This is the follow-up to the report which caused quite a stir back in November, as pressure from the Commission and the US mounted on Germany over its significant current account surplus.
This report had been billed as the arena for the Commission to finally rip into Germany for feeding the imbalances in the eurozone and hampering the periphery’s chances of recovery (although, as we noted back then, to us this is not quite the case in reality).
So, what has the Commission done? Well, it seems to have backed away from this somewhat and given Germany more of a slap on the wrist.
The Commission does say that German imbalances require “policy action” but notes:
“The current account has persistently recorded a surplus at a very high level, which reflects strong competitiveness but is also a sign that domestic growth has remained subdued and economic resources may not have been allocated efficiently.”Not exactly the strong wording some might have been hoping for. Crucially, it also appeases Germany by suggesting:
“The current account surplus does not raise risks similar to large deficits”Plenty, including some peripheral eurozone countries and the US, might disagree with this assessment, but it’s clear the Commission has been very careful in how it phrases its criticism.
It does go on to outline the need for “sustained policy action” to boost domestic demand and rebalance away from export led growth. But then it also accepts that this is already happening and that the current account surplus Germany has with the rest of the eurozone has been “receding” since the onset of the crisis. There are few specific policy recommendations in there and the general tone is balanced but with a bit of edge to warn Germany of the need to focus on boosting the domestic economy.
As such this assessment may disappoint those who were looking for a strong position, but to us it is in keeping with the current data and evidence. All that said, there might be a double whammy in there for France and Italy as they come in for some surprisingly strong criticism.
France has dodged being moved to the group of countries with excessive macroeconomic imbalances this time around, but the European Commission’s assessment is far from optimistic. France is losing competitiveness for a number of well-known reasons: high labour costs (primarily driven by high payroll taxes), an “unfavourable business environment”, a “low level of competition” in the services sector and “rigidities in the wage-setting system” resulting in “difficulties for firms to adjust wages to productivity”. Compared to the vague comments on the German economy this is a pretty specific series of sectors which need specific policy action.
France’s public finances are another source of concern, since public debt is on the rise and the European Commission expects Paris to miss its deficit targets “over the entire forecast period” – that is, at least until 2015. This seems to confirm that France is obliged to deliver on economic reform this year. Otherwise, being ‘downgraded’ to the club of countries with excessive macroeconomic imbalances will be hard to avoid.
Italy also gets a pretty damning assessment, and joins the club of countries experiencing excessive macroeconomic imbalances – and potentially most exposed to the risk of fines. According to the Commission,

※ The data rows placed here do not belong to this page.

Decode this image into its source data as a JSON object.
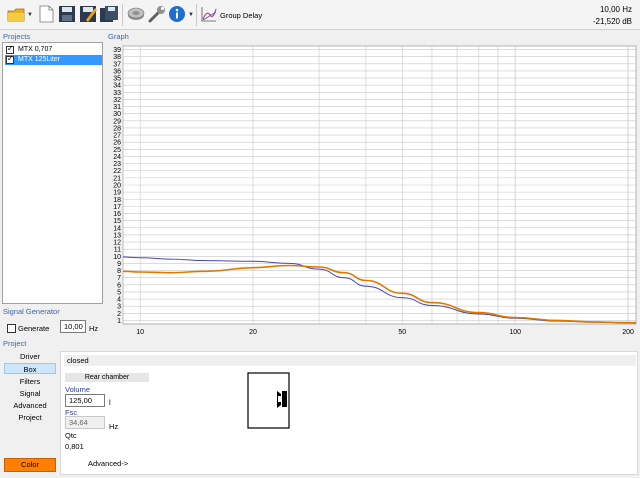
{
  "toolbar": {
    "group_delay_label": "Group Delay",
    "readout_frequency": "10,00 Hz",
    "readout_level": "-21,520 dB",
    "icons": [
      "open-folder-icon",
      "new-document-icon",
      "save-icon",
      "save-as-icon",
      "save-all-icon",
      "driver-icon",
      "settings-wrench-icon",
      "info-icon",
      "group-delay-chart-icon"
    ]
  },
  "projects": {
    "title": "Projects",
    "items": [
      {
        "label": "MTX 0,707",
        "checked": true,
        "selected": false
      },
      {
        "label": "MTX 125Liter",
        "checked": true,
        "selected": true
      }
    ]
  },
  "graph": {
    "title": "Graph"
  },
  "chart_data": {
    "type": "line",
    "x_scale": "log",
    "xlim": [
      9,
      210
    ],
    "ylim": [
      0.5,
      39.5
    ],
    "x_ticks": [
      10,
      20,
      50,
      100,
      200
    ],
    "y_ticks": [
      1,
      2,
      3,
      4,
      5,
      6,
      7,
      8,
      9,
      10,
      11,
      12,
      13,
      14,
      15,
      16,
      17,
      18,
      19,
      20,
      21,
      22,
      23,
      24,
      25,
      26,
      27,
      28,
      29,
      30,
      31,
      32,
      33,
      34,
      35,
      36,
      37,
      38,
      39
    ],
    "grid": true,
    "series": [
      {
        "color": "#4848b0",
        "x": [
          9,
          10,
          12,
          15,
          20,
          25,
          30,
          35,
          40,
          50,
          60,
          80,
          100,
          130,
          160,
          200,
          210
        ],
        "y": [
          9.9,
          9.8,
          9.6,
          9.4,
          9.3,
          9.0,
          8.2,
          7.0,
          5.8,
          4.2,
          3.1,
          1.9,
          1.3,
          0.9,
          0.75,
          0.65,
          0.62
        ]
      },
      {
        "color": "#e07800",
        "x": [
          9,
          10,
          12,
          15,
          20,
          25,
          30,
          35,
          40,
          50,
          60,
          80,
          100,
          130,
          160,
          200,
          210
        ],
        "y": [
          7.9,
          7.8,
          7.7,
          7.9,
          8.4,
          8.7,
          8.5,
          7.7,
          6.6,
          4.8,
          3.5,
          2.1,
          1.4,
          1.0,
          0.8,
          0.7,
          0.68
        ]
      }
    ]
  },
  "signal_generator": {
    "title": "Signal Generator",
    "generate_label": "Generate",
    "generate_checked": false,
    "frequency_value": "10,00",
    "frequency_unit": "Hz"
  },
  "project_nav": {
    "title": "Project",
    "items": [
      {
        "label": "Driver",
        "selected": false
      },
      {
        "label": "Box",
        "selected": true
      },
      {
        "label": "Filters",
        "selected": false
      },
      {
        "label": "Signal",
        "selected": false
      },
      {
        "label": "Advanced",
        "selected": false
      },
      {
        "label": "Project",
        "selected": false
      }
    ]
  },
  "box_panel": {
    "enclosure_type": "closed",
    "rear_chamber_label": "Rear chamber",
    "volume_label": "Volume",
    "volume_value": "125,00",
    "volume_unit": "l",
    "fsc_label": "Fsc",
    "fsc_value": "34,64",
    "fsc_unit": "Hz",
    "qtc_label": "Qtc",
    "qtc_value": "0,801",
    "advanced_link": "Advanced->"
  },
  "color_button": {
    "label": "Color",
    "color": "#ff8000"
  }
}
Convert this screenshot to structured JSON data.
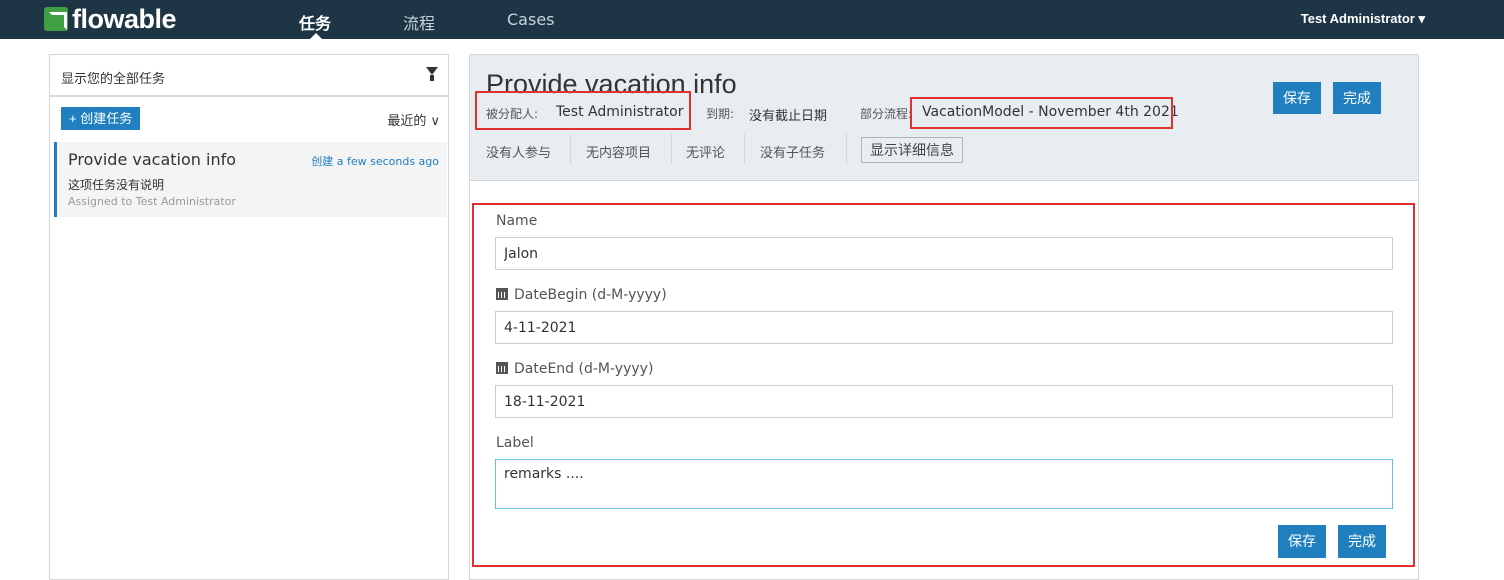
{
  "app": {
    "logo_text": "flowable",
    "brand_color": "#3fa043",
    "nav_bg": "#1d3545",
    "accent": "#1f7fbf"
  },
  "nav": {
    "items": [
      {
        "label": "任务",
        "active": true
      },
      {
        "label": "流程",
        "active": false
      },
      {
        "label": "Cases",
        "active": false
      }
    ],
    "user": "Test Administrator ▾"
  },
  "task_list": {
    "filter_label": "显示您的全部任务",
    "create_button": "+ 创建任务",
    "sort_label": "最近的 ∨",
    "items": [
      {
        "title": "Provide vacation info",
        "created": "创建 a few seconds ago",
        "description": "这项任务没有说明",
        "assigned": "Assigned to Test Administrator"
      }
    ]
  },
  "task_detail": {
    "title": "Provide vacation info",
    "assignee_label": "被分配人:",
    "assignee_value": "Test Administrator",
    "due_label": "到期:",
    "due_value": "没有截止日期",
    "process_label": "部分流程:",
    "process_value": "VacationModel - November 4th 2021",
    "save_button": "保存",
    "complete_button": "完成",
    "stats": [
      "没有人参与",
      "无内容项目",
      "无评论",
      "没有子任务"
    ],
    "details_button": "显示详细信息"
  },
  "form": {
    "fields": [
      {
        "label": "Name",
        "value": "Jalon",
        "calendar": false
      },
      {
        "label": "DateBegin (d-M-yyyy)",
        "value": "4-11-2021",
        "calendar": true
      },
      {
        "label": "DateEnd (d-M-yyyy)",
        "value": "18-11-2021",
        "calendar": true
      },
      {
        "label": "Label",
        "value": "remarks ....",
        "calendar": false
      }
    ],
    "save_button": "保存",
    "complete_button": "完成"
  }
}
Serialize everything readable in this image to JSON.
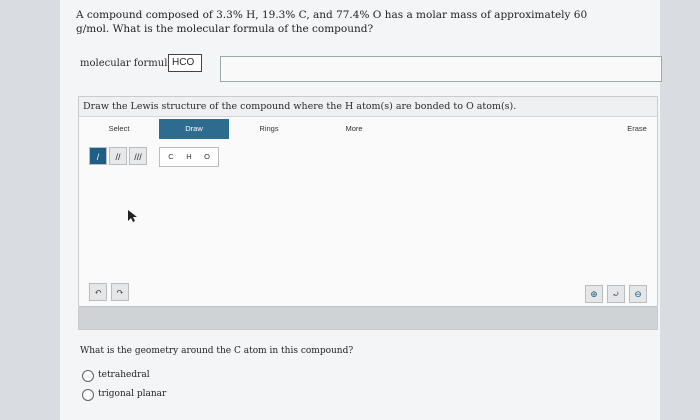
{
  "question": {
    "text": "A compound composed of 3.3% H, 19.3% C, and 77.4% O has a molar mass of approximately 60 g/mol. What is the molecular formula of the compound?"
  },
  "formula": {
    "label": "molecular formula:",
    "value": "HCO"
  },
  "drawing": {
    "prompt": "Draw the Lewis structure of the compound where the H atom(s) are bonded to O atom(s).",
    "toolbar": {
      "select": "Select",
      "draw": "Draw",
      "rings": "Rings",
      "more": "More",
      "erase": "Erase"
    },
    "bonds": [
      "/",
      "//",
      "///"
    ],
    "atoms": [
      "C",
      "H",
      "O"
    ]
  },
  "geometry": {
    "question": "What is the geometry around the C atom in this compound?",
    "options": [
      "tetrahedral",
      "trigonal planar"
    ]
  }
}
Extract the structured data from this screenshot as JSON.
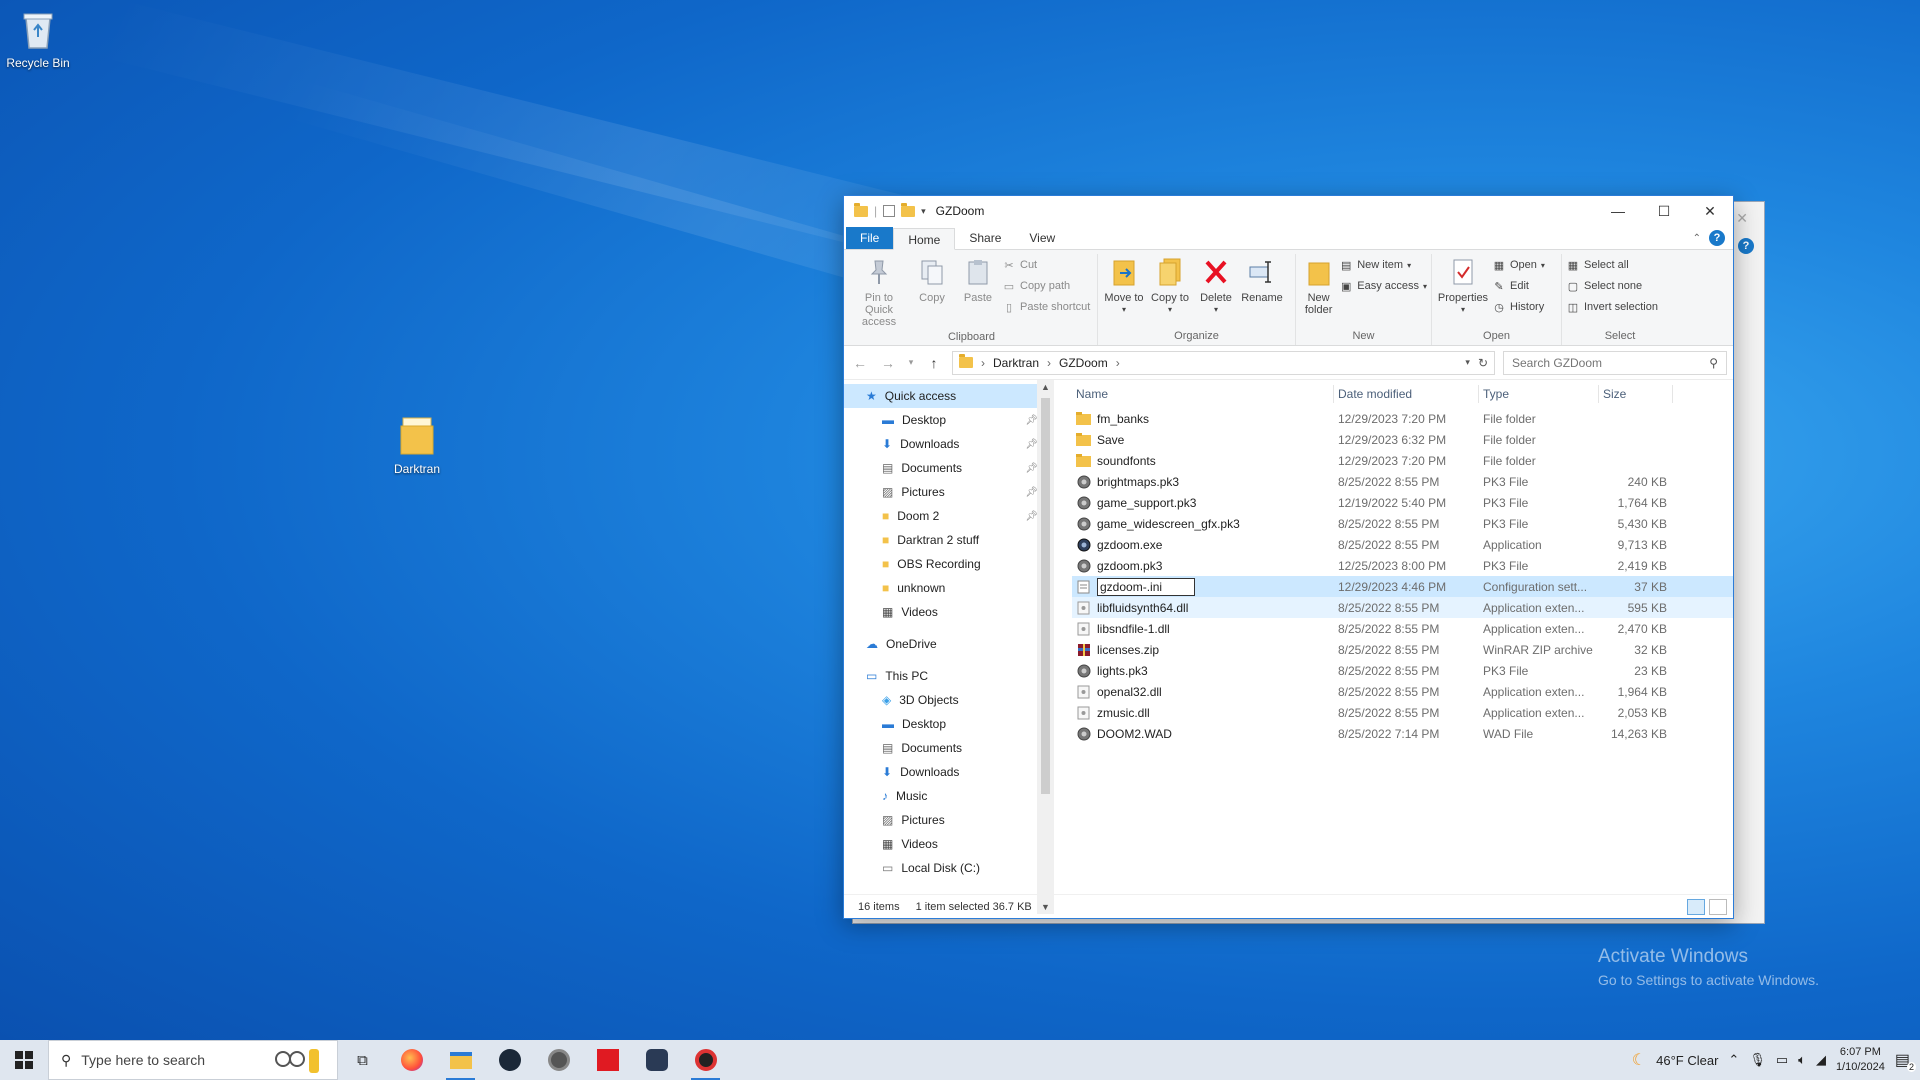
{
  "desktop": {
    "icons": [
      {
        "label": "Recycle Bin"
      },
      {
        "label": "Darktran"
      }
    ],
    "watermark": {
      "line1": "Activate Windows",
      "line2": "Go to Settings to activate Windows."
    }
  },
  "window": {
    "title": "GZDoom",
    "tabs": [
      "File",
      "Home",
      "Share",
      "View"
    ],
    "ribbon": {
      "clipboard": {
        "title": "Clipboard",
        "pin": "Pin to Quick access",
        "copy": "Copy",
        "paste": "Paste",
        "cut": "Cut",
        "copy_path": "Copy path",
        "paste_shortcut": "Paste shortcut"
      },
      "organize": {
        "title": "Organize",
        "move_to": "Move to",
        "copy_to": "Copy to",
        "delete": "Delete",
        "rename": "Rename"
      },
      "new": {
        "title": "New",
        "new_folder": "New folder",
        "new_item": "New item",
        "easy_access": "Easy access"
      },
      "open": {
        "title": "Open",
        "properties": "Properties",
        "open": "Open",
        "edit": "Edit",
        "history": "History"
      },
      "select": {
        "title": "Select",
        "select_all": "Select all",
        "select_none": "Select none",
        "invert": "Invert selection"
      }
    },
    "address": {
      "crumbs": [
        "Darktran",
        "GZDoom"
      ]
    },
    "search": {
      "placeholder": "Search GZDoom"
    },
    "nav": {
      "quick_access": "Quick access",
      "quick_items": [
        {
          "label": "Desktop",
          "icon": "desktop-icon",
          "pinned": true
        },
        {
          "label": "Downloads",
          "icon": "download-icon",
          "pinned": true
        },
        {
          "label": "Documents",
          "icon": "document-icon",
          "pinned": true
        },
        {
          "label": "Pictures",
          "icon": "picture-icon",
          "pinned": true
        },
        {
          "label": "Doom 2",
          "icon": "folder-icon",
          "pinned": true
        },
        {
          "label": "Darktran 2 stuff",
          "icon": "folder-icon",
          "pinned": false
        },
        {
          "label": "OBS Recording",
          "icon": "folder-icon",
          "pinned": false
        },
        {
          "label": "unknown",
          "icon": "folder-icon",
          "pinned": false
        },
        {
          "label": "Videos",
          "icon": "video-icon",
          "pinned": false
        }
      ],
      "onedrive": "OneDrive",
      "this_pc": "This PC",
      "pc_items": [
        {
          "label": "3D Objects",
          "icon": "cube-icon"
        },
        {
          "label": "Desktop",
          "icon": "desktop-icon"
        },
        {
          "label": "Documents",
          "icon": "document-icon"
        },
        {
          "label": "Downloads",
          "icon": "download-icon"
        },
        {
          "label": "Music",
          "icon": "music-icon"
        },
        {
          "label": "Pictures",
          "icon": "picture-icon"
        },
        {
          "label": "Videos",
          "icon": "video-icon"
        },
        {
          "label": "Local Disk (C:)",
          "icon": "drive-icon"
        }
      ]
    },
    "columns": {
      "name": "Name",
      "date": "Date modified",
      "type": "Type",
      "size": "Size"
    },
    "files": [
      {
        "name": "fm_banks",
        "date": "12/29/2023 7:20 PM",
        "type": "File folder",
        "size": "",
        "icon": "folder"
      },
      {
        "name": "Save",
        "date": "12/29/2023 6:32 PM",
        "type": "File folder",
        "size": "",
        "icon": "folder"
      },
      {
        "name": "soundfonts",
        "date": "12/29/2023 7:20 PM",
        "type": "File folder",
        "size": "",
        "icon": "folder"
      },
      {
        "name": "brightmaps.pk3",
        "date": "8/25/2022 8:55 PM",
        "type": "PK3 File",
        "size": "240 KB",
        "icon": "pk3"
      },
      {
        "name": "game_support.pk3",
        "date": "12/19/2022 5:40 PM",
        "type": "PK3 File",
        "size": "1,764 KB",
        "icon": "pk3"
      },
      {
        "name": "game_widescreen_gfx.pk3",
        "date": "8/25/2022 8:55 PM",
        "type": "PK3 File",
        "size": "5,430 KB",
        "icon": "pk3"
      },
      {
        "name": "gzdoom.exe",
        "date": "8/25/2022 8:55 PM",
        "type": "Application",
        "size": "9,713 KB",
        "icon": "exe"
      },
      {
        "name": "gzdoom.pk3",
        "date": "12/25/2023 8:00 PM",
        "type": "PK3 File",
        "size": "2,419 KB",
        "icon": "pk3"
      },
      {
        "name": "gzdoom-.ini",
        "date": "12/29/2023 4:46 PM",
        "type": "Configuration sett...",
        "size": "37 KB",
        "icon": "ini",
        "selected": true,
        "renaming": true
      },
      {
        "name": "libfluidsynth64.dll",
        "date": "8/25/2022 8:55 PM",
        "type": "Application exten...",
        "size": "595 KB",
        "icon": "dll",
        "hover": true
      },
      {
        "name": "libsndfile-1.dll",
        "date": "8/25/2022 8:55 PM",
        "type": "Application exten...",
        "size": "2,470 KB",
        "icon": "dll"
      },
      {
        "name": "licenses.zip",
        "date": "8/25/2022 8:55 PM",
        "type": "WinRAR ZIP archive",
        "size": "32 KB",
        "icon": "zip"
      },
      {
        "name": "lights.pk3",
        "date": "8/25/2022 8:55 PM",
        "type": "PK3 File",
        "size": "23 KB",
        "icon": "pk3"
      },
      {
        "name": "openal32.dll",
        "date": "8/25/2022 8:55 PM",
        "type": "Application exten...",
        "size": "1,964 KB",
        "icon": "dll"
      },
      {
        "name": "zmusic.dll",
        "date": "8/25/2022 8:55 PM",
        "type": "Application exten...",
        "size": "2,053 KB",
        "icon": "dll"
      },
      {
        "name": "DOOM2.WAD",
        "date": "8/25/2022 7:14 PM",
        "type": "WAD File",
        "size": "14,263 KB",
        "icon": "pk3"
      }
    ],
    "status": {
      "count": "16 items",
      "selection": "1 item selected  36.7 KB"
    }
  },
  "taskbar": {
    "search_placeholder": "Type here to search",
    "weather": "46°F  Clear",
    "time": "6:07 PM",
    "date": "1/10/2024",
    "notifications": "2"
  },
  "colors": {
    "accent": "#1979ca",
    "selection": "#cce8ff",
    "folder": "#f3c24a"
  }
}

“Reaching and sustaining very high primary surpluses – above historical averages – and robust GDP growth for an extended period, both necessary to put the debt-to-GDP ratio on a firmly declining path, will be a major challenge."This assessment, along with the Commission’s repeated hints at Italy’s “chronically weak growth”, paints a pretty clear picture of the size of the challenge facing Matteo Renzi and his government – essentially reversing Italy’s recent economic history and trying to ensure surpluses for decades to come.
We would also like to pick up on the comments on Finland – a new running theme on this blog, you might have noticed. The report highlights similar issues to ones we did, in terms of some big challenges facing Finland, notably, “industrial restructuring”, “deterioration in competitiveness” and a “declining working age population”.
But it is not bad news for everyone. The Commission, for instance, gives Spain a pat on the back by removing it from the group of countries with excessive macroeconomic imbalances. This because, according to Olli Rehn and his team, “The adjustment of the imbalances identified last year as excessive has clearly advanced, and the return to positive growth has reduced risks.” In practice, this means Spain does remain under surveillance from Brussels – but is no longer at immediate risk of sanctions.
The fallout over the next day or two will be interesting, especially with the German media today reporting that internal German government documents admit some problems with the current account surplus (see our press summary and we’ll have more in a blog post soon).